When I next saw Tehran, in 1992, it was a grim time in a grim city, more than a decade after the Islamic Revolution had replaced the shah with a regime that was the most reactionary theocracy on earth. (Unfortunately, there have been several more recent contenders for the title.)
Having destroyed all serious opposition, the revolution had focused its repression on the most vulnerable part of society: women. The legal age of marriage had been lowered from 18 to 9; stoning to death had become the appropriate punishment for adultery and prostitution. Draconian legislation required that women enshroud themselves in chadors, and they were forbidden from wearing bright colors, or showing the smallest patch of skin. Patrols roved the streets looking for offenders and, when they found them, carted the women off to jail.
In Reading Lolita in Tehran, Nafisi captures the struggle of Iranian women for mental and moral survival in this ghastly wasteland. For the small circle of selected female students with whom, from 1995 to 1997, she met each Thursday in her home, where she lived with her architect husband and two children, literature—the works of Nabokov and Fitzgerald, Henry James and Jane Austen—formed a kind of secret garden into which they escaped beyond the mullahs' control. In fiction, the students were free to meditate upon their individuality and their womanhood.
"That room, for all of us, became a place of transgression," writes Nafisi, who was trained in the United States and returned to Iran to teach in the revolution's early days. "What a wonderland it was! Sitting around the large coffee table covered with bouquets of flowers, we moved in and out of the novels we read."
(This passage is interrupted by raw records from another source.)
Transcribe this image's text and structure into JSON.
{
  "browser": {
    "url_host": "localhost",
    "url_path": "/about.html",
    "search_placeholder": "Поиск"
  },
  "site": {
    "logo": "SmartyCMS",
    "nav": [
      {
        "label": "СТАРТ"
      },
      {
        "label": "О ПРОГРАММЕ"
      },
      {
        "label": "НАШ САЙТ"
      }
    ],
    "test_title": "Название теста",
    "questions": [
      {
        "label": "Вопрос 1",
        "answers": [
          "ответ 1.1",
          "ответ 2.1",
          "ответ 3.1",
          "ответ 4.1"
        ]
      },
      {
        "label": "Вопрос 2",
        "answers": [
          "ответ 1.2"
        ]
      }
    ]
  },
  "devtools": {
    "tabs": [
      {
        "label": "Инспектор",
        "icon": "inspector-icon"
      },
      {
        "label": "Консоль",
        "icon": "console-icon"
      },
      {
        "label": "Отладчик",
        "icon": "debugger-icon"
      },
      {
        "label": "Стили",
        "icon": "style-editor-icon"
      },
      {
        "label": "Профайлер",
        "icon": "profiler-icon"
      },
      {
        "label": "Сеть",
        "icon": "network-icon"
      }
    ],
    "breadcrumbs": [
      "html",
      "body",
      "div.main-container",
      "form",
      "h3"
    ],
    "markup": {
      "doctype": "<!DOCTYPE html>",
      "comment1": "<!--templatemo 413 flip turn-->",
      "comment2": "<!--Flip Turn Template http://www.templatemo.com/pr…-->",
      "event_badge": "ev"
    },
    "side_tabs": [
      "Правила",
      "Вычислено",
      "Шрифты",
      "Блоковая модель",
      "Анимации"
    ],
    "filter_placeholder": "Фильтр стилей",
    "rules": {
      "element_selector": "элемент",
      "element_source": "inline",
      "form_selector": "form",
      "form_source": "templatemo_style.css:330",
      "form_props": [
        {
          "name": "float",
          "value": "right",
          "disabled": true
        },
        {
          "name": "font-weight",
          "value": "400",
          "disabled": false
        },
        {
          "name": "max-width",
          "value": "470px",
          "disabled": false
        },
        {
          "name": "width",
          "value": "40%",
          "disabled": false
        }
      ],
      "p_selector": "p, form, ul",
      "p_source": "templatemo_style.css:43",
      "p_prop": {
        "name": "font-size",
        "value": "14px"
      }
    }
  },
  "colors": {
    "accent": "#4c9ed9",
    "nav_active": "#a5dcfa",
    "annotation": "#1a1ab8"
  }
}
Nafisi had been fired from her teaching position at the University of Tehran for refusing to wear a veil. She later built a career as a writer and part-time lecturer at a small local college. The students who met at her home varied widely in their personalities and backgrounds. Two had been imprisoned; most had known fellow students, family or friends who had been tortured, murdered or gang-raped by Islamist thugs. All of them were afraid. "Almost every one of us had had at least one nightmare in some form or another in which we either had forgotten to wear our veil or had not worn it, and always in these dreams the dreamer was running, running away," Nafisi writes.
Her approach was to formulate certain questions for her students, focusing on how great works of the imagination could help ease their anguish. Nafisi constructs her story around the group's exploration of such books, including Lolita, The Great Gatsby and Pride and Prejudice. As she conducts this inspired exegesis, Nafisi (who returned to the United States in 1997 and now teaches at JohnsHopkinsUniversity's School of Advanced International Studies in Washington, D.C.) reveals the students' life histories, as well as her own, ultimately chronicling the drama of repression and survival in Iran over the past 25 years.
But this is not a book only about Iran and the power of fanaticism to ruin the lives of decent people. Ultimately, Nafisi's theme is the redemptive power of the human imagination.